a system to handle the largest possible Internet (with v4, anyway).

If you had a router that could handle 2^32 prefixes, it will handle
the IPv4 Internet. Forever. The whole growth curve argument is
gone.

The global routing table cannot grow exponentially forever. There
are upper bounds all around, including but not limited to the number
of addresses. Over time the growth curve must change to be linear,
and then logarithmic..

For reference, there are approximately 10^80 electrons in the
universe (per several physics sources I found on the net). At
doubling every year that gives us an absolute upper bound of 265
years, if every route could be stored in a single electron. Figuring
we can probably only do one per atom, and averaging 4 electrons
per atom (is that high or low?) that gives us 106 years. We're 30
years into this IP thing, roughly, so we're 1/3 of the way there.

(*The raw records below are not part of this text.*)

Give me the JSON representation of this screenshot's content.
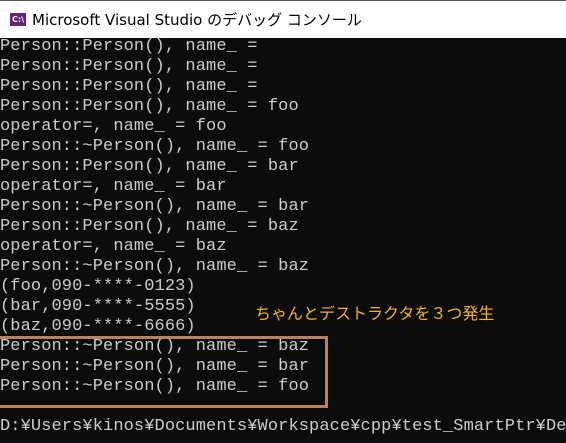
{
  "window": {
    "title": "Microsoft Visual Studio のデバッグ コンソール",
    "icon": "C:\\"
  },
  "console_lines": [
    "Person::Person(), name_ =",
    "Person::Person(), name_ =",
    "Person::Person(), name_ =",
    "Person::Person(), name_ = foo",
    "operator=, name_ = foo",
    "Person::~Person(), name_ = foo",
    "Person::Person(), name_ = bar",
    "operator=, name_ = bar",
    "Person::~Person(), name_ = bar",
    "Person::Person(), name_ = baz",
    "operator=, name_ = baz",
    "Person::~Person(), name_ = baz",
    "(foo,090-****-0123)",
    "(bar,090-****-5555)",
    "(baz,090-****-6666)",
    "Person::~Person(), name_ = baz",
    "Person::~Person(), name_ = bar",
    "Person::~Person(), name_ = foo",
    "",
    "D:¥Users¥kinos¥Documents¥Workspace¥cpp¥test_SmartPtr¥Debu"
  ],
  "annotation": "ちゃんとデストラクタを３つ発生",
  "colors": {
    "highlight_box": "#b9825f",
    "annotation": "#f2b51a"
  }
}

Not to minimze the short term issue, but to hand wave and say
"it's exponential and we'll never get ahead of it" is crap. It
won't be forever, so let's get ahead of it.

Draw two curves, the first y=x/2, the second y=x^2
Move the value of x for y=1 for the first curve left by 2, 5 or 10
and it will still be surpassed by the second curve.
You will even see this for a second curve of y=x*2 or y=x.

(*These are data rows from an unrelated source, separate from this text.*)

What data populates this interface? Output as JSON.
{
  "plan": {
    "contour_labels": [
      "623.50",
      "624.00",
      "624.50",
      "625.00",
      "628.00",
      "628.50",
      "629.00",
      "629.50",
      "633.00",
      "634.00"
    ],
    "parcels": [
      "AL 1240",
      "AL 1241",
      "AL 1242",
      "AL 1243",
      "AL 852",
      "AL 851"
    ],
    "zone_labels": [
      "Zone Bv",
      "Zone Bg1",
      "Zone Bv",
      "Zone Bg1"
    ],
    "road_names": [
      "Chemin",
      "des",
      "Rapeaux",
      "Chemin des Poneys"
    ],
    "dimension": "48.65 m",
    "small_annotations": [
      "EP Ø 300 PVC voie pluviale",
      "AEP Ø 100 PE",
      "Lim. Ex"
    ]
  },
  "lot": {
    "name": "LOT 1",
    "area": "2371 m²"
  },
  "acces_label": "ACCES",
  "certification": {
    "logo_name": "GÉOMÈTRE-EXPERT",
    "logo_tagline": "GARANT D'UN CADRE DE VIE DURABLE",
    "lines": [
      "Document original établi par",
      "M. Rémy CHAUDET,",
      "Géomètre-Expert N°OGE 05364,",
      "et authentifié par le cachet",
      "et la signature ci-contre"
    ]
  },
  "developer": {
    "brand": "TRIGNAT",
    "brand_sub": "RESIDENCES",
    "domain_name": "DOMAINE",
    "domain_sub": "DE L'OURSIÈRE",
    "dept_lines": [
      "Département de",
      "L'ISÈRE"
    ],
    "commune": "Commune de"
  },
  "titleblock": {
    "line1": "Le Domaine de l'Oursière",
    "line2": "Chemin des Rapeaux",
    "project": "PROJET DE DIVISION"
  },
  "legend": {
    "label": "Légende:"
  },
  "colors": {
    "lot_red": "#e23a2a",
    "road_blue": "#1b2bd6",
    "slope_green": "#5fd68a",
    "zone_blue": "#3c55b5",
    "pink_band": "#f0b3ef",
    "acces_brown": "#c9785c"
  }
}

[deleted]

In short: are you claiming that the caeteris paribus assumption
in comparing Moore's Law to global routing table size is clearly false?
It would be nice to see even a partial proof of such a claim.
From anyone.

sorry to get pedantic here, but i'd be happy to.

when there is a fixed, finite, upper bound on the curve's growth
(because, as you well know, there is a fixed, finite, upper bound
on the number of prefixes that could be announced [say, in ipv4]),
it may assume exponential behavior at the beginning of its growth,
but it won't continue to be exponential until it reaches its
maximum. what happens is that there will be an inflection point,
and a tailing off of the approach to the limit point. which is
quite easy to get ahead of technologically.

the difference with moore's law is that the fixed, finite, upper
bound on the route table curve's growth is already technologically
FEASIBLE to handle, in it's ENTIRETY.

so your example functions above just don't cut it. there is no
infinite amount of prefix space that we need to worry about. it's
very finite, and currently (ipv4) not even terribly large (if people
allowed even /24's instead of /19's (say), and EVERYBODY split ALL of
their address space down to /24 announcements, we'd still only have on
the order of 2^24 ~ 10^8 prefixes, which is quite reasonable).

i mean, is anyone really trying to argue that it's difficult
computationally to update 10^8 entries at the rate that BGP

arguments along the lines of, "nobody should do anything until we
can guarantee that we can handle multihoming every host on the net"
are really just inappropriate rationales for enforcing restrictive
filtering policies.

i'll say it again: a /24 content provider might need to multihome
for good reachability to all of its clients, whereas a /16 provider
might need to multihome for reachability to remote locations (along
with reliability), and the /24 might very likely be attached to a
much larger sized pipe than the /16.

prefix length != need for multihoming. so filtering on it is a
pretty ham-handed way to keep prefix table size down.

s.